Old-time, backroom politics faced down hundreds of chanting protesters from each side of the highly charged gay marriage debate in New York on Monday as the issue stalled again over whether religious groups could be protected from discrimination charges under a same-sex marriage law.
And Albany’s notoriously entrenched politics won, for now.
After a three-hour conference behind closed doors, while groups from each side waited in a stifling hot hallway, Senate Republicans emerged without comment. A vote within the conference to even move the bill to the floor for final legislative approval was pushed to at least Tuesday as private negotiations continue between Republican Senate leader Dean Skelos and Democratic Gov. Andrew Cuomo, who made same-sex marriage a major initiative.
This doesn’t mean too much for either side right now. Perhaps there will be language that allows religious individuals to refuse to marry gay couples, but I hope that it is very, very limited. After all, it isn’t like it’s okay for a state-employed notary to refuse marriage to a black couple, so why carve out a difference concerning gay couples? Of course, that is what they’re doing when it comes to private organizations, but they need to be equally careful there.
What I find interesting about this whole thing is the sort of arguments coming from the religious right. Of course we still have all those invalid arguments from religion. Apparently it was never explained to these people that the U.S. government is secular; it, in fact, does not endorse or condemn Christianity. But what we don’t have anymore is the argument that we must – we just MUST! – follow the will of the people. The reason why is obvious:
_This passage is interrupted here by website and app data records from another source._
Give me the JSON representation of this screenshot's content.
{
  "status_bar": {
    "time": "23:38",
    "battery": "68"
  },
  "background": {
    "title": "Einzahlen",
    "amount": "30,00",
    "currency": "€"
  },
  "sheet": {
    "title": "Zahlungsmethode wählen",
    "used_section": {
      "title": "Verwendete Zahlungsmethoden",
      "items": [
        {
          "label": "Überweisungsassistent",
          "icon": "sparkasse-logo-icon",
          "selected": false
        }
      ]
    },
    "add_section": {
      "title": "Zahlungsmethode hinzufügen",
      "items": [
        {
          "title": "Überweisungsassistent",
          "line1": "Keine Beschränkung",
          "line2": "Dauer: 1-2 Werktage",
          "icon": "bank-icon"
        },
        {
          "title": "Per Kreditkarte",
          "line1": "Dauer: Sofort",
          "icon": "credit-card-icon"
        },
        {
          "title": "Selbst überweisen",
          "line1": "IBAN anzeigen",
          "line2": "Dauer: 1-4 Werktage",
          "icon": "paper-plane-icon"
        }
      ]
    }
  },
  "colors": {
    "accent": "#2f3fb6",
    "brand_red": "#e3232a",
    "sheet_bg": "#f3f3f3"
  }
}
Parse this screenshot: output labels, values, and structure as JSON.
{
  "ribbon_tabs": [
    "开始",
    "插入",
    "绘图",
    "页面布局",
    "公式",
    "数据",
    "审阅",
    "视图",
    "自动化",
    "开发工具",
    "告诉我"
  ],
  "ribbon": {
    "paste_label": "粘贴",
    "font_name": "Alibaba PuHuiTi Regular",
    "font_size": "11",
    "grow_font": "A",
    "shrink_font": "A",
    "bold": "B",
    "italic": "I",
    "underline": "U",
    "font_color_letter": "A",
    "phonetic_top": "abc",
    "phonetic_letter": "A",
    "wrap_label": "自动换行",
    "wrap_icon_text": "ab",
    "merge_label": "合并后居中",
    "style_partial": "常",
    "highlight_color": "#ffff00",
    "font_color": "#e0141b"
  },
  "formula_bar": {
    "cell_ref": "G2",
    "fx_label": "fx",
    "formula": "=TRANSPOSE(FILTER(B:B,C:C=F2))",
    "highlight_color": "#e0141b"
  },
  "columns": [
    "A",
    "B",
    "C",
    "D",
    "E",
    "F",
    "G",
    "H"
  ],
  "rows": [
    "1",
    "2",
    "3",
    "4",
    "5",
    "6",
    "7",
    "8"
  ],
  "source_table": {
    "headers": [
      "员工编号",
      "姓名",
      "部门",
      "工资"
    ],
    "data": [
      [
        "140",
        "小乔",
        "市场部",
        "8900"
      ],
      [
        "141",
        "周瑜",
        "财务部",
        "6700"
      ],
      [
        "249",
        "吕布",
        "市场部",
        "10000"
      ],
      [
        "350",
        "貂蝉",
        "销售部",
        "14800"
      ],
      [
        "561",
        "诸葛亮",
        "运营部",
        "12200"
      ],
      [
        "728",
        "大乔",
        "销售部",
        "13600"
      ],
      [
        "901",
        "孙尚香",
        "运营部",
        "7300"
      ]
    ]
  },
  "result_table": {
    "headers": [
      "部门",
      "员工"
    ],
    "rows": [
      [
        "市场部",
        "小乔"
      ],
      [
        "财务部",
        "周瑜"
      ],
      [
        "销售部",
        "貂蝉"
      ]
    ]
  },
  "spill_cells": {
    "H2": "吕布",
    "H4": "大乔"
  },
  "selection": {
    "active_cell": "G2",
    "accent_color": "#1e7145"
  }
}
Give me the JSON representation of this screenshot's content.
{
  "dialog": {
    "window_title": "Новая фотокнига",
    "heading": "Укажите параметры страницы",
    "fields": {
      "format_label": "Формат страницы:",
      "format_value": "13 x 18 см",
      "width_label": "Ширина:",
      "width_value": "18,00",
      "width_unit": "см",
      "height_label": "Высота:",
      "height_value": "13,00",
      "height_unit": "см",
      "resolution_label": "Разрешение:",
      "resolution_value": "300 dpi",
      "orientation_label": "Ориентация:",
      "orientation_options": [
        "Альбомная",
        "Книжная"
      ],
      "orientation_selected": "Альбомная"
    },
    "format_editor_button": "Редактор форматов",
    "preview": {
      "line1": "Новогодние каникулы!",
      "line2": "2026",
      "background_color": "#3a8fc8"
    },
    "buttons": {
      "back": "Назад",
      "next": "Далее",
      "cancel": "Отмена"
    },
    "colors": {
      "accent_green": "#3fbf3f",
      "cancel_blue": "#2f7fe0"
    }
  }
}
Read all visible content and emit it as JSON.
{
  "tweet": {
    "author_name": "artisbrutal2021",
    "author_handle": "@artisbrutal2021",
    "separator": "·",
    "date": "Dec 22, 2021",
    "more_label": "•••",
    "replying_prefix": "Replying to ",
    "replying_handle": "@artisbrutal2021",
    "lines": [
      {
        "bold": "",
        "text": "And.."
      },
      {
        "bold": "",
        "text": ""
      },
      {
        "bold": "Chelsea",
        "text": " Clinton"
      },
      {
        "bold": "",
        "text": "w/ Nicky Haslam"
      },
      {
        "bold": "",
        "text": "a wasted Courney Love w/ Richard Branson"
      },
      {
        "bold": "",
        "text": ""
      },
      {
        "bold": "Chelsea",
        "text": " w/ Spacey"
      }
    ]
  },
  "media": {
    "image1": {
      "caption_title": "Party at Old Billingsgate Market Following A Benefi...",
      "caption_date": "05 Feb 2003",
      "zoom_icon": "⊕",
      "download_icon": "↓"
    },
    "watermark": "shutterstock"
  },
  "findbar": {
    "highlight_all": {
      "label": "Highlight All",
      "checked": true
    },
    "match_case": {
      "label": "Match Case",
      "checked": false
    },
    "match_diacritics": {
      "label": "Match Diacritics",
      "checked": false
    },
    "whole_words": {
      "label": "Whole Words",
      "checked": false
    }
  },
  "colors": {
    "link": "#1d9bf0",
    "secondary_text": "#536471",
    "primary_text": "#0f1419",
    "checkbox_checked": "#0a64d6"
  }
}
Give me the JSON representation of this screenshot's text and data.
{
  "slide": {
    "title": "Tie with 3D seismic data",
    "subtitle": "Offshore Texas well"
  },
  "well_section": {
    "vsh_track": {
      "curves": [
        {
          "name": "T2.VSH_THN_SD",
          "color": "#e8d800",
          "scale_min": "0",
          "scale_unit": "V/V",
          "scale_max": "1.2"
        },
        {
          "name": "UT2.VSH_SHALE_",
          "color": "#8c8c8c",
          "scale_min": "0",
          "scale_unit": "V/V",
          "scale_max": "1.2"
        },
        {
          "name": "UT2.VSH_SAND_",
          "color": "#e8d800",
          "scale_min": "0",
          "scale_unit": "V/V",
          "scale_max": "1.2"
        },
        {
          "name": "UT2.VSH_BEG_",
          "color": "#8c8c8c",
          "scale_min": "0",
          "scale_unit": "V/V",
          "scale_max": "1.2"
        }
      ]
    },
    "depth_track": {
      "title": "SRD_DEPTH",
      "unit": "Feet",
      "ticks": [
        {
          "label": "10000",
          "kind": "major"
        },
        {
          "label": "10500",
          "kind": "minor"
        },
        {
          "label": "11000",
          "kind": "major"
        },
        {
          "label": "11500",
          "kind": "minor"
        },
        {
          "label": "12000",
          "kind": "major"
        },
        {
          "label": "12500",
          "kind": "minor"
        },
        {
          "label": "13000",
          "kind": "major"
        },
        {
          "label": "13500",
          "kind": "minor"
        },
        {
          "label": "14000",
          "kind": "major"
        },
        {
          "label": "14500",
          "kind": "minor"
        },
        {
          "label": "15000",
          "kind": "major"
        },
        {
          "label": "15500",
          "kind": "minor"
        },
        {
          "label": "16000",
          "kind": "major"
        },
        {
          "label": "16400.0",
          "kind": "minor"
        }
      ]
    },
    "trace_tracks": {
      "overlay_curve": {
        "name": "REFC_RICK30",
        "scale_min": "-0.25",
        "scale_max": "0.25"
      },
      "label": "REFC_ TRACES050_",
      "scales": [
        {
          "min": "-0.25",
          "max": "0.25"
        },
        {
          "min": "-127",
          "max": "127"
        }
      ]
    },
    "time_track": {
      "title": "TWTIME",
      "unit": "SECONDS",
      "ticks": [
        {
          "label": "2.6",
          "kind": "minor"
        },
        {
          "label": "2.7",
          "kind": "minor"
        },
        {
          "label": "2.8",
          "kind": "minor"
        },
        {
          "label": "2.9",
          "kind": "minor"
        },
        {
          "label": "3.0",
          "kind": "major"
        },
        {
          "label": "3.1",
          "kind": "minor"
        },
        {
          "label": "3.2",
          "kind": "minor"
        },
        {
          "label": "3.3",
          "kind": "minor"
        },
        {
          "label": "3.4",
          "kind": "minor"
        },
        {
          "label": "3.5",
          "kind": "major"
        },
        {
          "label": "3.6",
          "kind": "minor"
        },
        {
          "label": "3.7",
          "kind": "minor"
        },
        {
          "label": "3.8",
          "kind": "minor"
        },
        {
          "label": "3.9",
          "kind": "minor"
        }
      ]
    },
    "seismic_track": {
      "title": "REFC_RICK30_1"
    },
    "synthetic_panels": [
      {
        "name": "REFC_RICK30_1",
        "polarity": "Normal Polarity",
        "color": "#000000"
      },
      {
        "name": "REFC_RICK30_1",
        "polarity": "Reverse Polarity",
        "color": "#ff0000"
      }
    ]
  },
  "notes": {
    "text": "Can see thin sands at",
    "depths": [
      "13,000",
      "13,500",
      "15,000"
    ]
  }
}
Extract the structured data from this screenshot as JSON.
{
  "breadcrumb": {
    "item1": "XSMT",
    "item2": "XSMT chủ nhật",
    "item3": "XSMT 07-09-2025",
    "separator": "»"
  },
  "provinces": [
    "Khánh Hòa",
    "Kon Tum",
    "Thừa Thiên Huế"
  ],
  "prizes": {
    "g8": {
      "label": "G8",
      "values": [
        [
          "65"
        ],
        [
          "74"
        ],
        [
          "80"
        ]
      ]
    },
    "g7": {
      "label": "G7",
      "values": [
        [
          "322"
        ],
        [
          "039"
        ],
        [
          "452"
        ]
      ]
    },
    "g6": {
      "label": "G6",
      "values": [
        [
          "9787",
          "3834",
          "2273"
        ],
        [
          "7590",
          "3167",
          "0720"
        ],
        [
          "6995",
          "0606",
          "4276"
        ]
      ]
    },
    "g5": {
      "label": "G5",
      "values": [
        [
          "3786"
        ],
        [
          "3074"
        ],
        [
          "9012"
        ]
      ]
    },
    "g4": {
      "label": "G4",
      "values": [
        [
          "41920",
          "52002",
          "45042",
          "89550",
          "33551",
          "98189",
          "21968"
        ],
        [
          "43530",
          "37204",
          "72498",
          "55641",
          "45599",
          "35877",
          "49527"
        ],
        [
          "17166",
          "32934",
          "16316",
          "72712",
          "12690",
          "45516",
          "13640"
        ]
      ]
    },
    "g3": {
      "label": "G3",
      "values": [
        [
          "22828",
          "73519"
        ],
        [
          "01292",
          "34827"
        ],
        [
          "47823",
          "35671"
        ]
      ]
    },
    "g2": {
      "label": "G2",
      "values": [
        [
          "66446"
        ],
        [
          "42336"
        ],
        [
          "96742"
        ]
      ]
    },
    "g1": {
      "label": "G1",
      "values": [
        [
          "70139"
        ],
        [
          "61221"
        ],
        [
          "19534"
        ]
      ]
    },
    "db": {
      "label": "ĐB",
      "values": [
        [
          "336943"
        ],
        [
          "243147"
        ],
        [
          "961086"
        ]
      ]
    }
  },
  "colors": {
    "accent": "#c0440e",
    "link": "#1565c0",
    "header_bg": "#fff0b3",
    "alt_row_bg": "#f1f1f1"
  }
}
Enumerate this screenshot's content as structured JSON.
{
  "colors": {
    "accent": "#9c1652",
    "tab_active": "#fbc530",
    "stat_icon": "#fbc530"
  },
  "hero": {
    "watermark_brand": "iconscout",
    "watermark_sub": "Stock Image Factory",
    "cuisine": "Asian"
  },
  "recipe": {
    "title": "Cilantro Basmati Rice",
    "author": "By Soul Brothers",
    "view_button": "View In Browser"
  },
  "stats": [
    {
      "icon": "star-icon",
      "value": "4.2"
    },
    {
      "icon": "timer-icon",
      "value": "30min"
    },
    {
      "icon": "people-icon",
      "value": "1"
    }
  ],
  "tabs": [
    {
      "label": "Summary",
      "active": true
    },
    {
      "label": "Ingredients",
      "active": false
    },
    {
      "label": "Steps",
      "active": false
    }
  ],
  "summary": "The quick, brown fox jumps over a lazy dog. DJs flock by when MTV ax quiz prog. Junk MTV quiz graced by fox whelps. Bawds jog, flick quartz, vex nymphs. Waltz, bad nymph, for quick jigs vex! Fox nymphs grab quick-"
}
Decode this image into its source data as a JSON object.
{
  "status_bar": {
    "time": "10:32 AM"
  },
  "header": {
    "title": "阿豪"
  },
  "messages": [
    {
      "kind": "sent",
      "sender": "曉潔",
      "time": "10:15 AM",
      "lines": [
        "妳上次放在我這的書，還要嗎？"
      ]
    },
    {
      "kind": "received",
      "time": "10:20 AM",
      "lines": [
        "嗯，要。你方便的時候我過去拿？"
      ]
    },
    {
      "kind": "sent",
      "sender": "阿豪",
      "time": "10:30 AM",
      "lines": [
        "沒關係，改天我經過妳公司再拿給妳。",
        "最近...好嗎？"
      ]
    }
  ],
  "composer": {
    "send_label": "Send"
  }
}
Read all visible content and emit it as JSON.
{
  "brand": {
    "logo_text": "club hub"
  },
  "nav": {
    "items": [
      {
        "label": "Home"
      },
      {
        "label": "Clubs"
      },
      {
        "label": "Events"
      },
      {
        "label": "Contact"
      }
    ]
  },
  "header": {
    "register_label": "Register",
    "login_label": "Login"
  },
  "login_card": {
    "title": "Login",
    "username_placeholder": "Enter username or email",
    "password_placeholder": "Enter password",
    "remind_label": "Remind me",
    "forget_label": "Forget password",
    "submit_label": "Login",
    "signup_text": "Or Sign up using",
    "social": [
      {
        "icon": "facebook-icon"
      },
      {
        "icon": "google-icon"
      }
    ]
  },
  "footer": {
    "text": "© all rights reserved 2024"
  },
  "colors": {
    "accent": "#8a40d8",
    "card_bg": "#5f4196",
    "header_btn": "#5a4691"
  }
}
Support for marriage equality/same-sex marriage/gay marriage is at a new high in New York, according to today’s new Quinnipiac Poll…Voters in the survey backed legalizing marriage between same-sex couples 58-36%, “higher than ever while statistically unchanged from 56-38% April 14.”